When I started my PhD I thought my topic is so brand new, there is hardly anything out there I can read. Well, that was a bit blund.
There is loads of grey-literature available – referring to the same pilot projects and problem statements regarding smart cities on a quite generic level. Besides – same applies when I visit conferences! On the academic side there are papers on segment specific solutions from a technological and governmental standpoint. Well, therefore it is true that – so far – I havn’t found literature that exactly covers my approach: looking at Smart Cities from an industry perspective.
Job done? No, by far not – illusion is taken!
Prof. Rob Dekkers of UWS started a seminar (via Skype – quite cool way of educating actually) on “Structured Literature Review” that I visit. Wow! That is a science of its own! And it took the illusion “There is no literature in my area – review done!” Forget it! If you want to bring light to the darkness and don’t have a floodlight by hand start lighting some matches! Sounds like an awfull lot of work!
How to make sure the PhD is finished before retirement?
As I look at the business environment Smart City and its impact on technology providers there are all sorts of topics involved. Never in two lives will I be able to read all the good stuff out there! Especially when I summarize and synthesise all I read. Where shall I start? How do I know what literature is relevant? What if I miss core information? And last but not least: When is it enough?
Well, I learnt that it is key to circle the topic. I need to translate the topic into focussed questions and define parameters, generate keywords. Then conduct search, obtain information, evaluate, draft the hypothesis, redefine parameters, refine keywords, search, obtain, evaluate again…. and keep on circling until I am finally able to nail the topic down.
To quote from the seminar “Clearly framed questions ‘guide much of the review process including strategies for locating and selecting studies or data, for critically appraising their relevance and validity, and for analysing variation among their results’ (Higgins & Green 2008 (Cochrane Handbook))”

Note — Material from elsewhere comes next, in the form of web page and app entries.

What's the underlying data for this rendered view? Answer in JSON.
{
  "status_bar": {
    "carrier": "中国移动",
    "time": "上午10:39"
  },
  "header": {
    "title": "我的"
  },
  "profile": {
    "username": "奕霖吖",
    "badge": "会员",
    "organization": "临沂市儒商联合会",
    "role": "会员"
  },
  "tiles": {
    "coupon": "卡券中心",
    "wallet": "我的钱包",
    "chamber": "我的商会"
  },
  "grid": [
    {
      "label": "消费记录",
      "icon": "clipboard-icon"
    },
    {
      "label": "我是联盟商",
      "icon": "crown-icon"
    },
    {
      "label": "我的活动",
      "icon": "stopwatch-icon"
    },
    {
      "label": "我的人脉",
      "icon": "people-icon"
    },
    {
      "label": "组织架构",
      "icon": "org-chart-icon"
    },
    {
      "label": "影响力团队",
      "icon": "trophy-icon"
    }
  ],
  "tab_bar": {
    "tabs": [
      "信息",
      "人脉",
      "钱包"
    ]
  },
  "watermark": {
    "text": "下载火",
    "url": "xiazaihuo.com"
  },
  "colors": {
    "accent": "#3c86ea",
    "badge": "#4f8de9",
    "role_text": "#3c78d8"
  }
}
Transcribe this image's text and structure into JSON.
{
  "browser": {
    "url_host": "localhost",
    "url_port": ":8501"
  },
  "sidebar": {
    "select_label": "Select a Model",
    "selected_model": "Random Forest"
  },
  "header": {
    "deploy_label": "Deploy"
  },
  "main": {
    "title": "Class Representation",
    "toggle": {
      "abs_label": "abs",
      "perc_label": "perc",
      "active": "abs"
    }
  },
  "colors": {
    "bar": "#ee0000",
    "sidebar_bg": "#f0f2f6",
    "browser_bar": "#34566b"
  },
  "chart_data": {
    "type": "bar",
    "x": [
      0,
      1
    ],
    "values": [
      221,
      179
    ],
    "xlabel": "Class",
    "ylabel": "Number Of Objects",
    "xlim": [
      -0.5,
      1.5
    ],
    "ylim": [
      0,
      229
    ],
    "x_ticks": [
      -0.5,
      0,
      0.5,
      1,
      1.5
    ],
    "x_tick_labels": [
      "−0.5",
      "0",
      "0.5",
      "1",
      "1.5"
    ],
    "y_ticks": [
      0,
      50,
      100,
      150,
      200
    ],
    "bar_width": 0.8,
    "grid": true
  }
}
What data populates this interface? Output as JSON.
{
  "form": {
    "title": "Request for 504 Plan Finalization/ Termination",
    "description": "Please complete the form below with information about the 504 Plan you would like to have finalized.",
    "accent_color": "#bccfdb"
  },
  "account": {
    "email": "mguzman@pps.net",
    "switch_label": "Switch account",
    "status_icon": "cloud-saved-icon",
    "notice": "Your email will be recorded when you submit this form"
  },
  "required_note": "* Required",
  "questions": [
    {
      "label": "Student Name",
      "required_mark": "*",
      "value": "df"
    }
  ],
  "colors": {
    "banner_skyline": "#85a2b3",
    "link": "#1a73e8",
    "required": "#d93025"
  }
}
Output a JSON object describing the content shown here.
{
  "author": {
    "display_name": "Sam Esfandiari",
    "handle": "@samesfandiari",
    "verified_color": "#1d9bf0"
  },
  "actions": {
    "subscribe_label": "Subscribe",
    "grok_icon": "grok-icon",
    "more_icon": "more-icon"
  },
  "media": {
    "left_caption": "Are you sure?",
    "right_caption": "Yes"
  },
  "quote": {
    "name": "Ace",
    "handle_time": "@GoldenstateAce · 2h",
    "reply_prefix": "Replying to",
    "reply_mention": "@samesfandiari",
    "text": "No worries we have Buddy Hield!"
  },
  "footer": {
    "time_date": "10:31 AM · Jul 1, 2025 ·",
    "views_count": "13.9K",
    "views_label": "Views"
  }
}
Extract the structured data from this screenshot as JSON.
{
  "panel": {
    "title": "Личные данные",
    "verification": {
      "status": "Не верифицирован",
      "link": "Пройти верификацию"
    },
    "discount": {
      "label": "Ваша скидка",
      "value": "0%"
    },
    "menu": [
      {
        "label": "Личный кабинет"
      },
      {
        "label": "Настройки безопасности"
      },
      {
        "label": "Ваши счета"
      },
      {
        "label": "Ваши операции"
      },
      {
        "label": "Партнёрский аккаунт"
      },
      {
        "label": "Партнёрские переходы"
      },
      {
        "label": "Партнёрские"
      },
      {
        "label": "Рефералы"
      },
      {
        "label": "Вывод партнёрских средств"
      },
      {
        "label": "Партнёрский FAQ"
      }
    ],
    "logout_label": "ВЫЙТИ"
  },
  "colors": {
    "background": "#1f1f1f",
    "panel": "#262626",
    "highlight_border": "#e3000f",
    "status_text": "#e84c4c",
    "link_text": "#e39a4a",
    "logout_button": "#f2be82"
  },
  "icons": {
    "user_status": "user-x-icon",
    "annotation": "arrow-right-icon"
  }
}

So the literature review outlines my point of departure. It is my foundation a) from which I develop own insights and arguments and b) that supports my findings.
But how make I sure that the (academic) reference is relevant?
So far I thought reading textbooks is a reliable source of information. Too blund again…
Content acknowledged by others an of course state-of-the-art is one thing to look at. Structure is the other but credibility is key! I learnt, that chapters edited books are more trustworthy than textbooks. The chapters are nearly as much peer-reviewed as academic papers.
So I focus now on publications in journals, chapter edited books, monographs, reports by really recognized institutions.
Where to find relevant and trustworthy literature?
Well, as much as I love google, definitely not there. I was also a fan of Springer Link, but just learnt to be aware that this source might not cover all relevant information.
So I will familiarize myself with Google Scholar, Scopus and ABI-Inform now.
As the search output will probably still be huge I was quite impressed to learn about lists that rank journals according to relevance. Great!
We also learnt about search techniques… but that will be topic for another post 😉
I think the “Delphi Survey” could be a helpful method for my approach. Let’s see!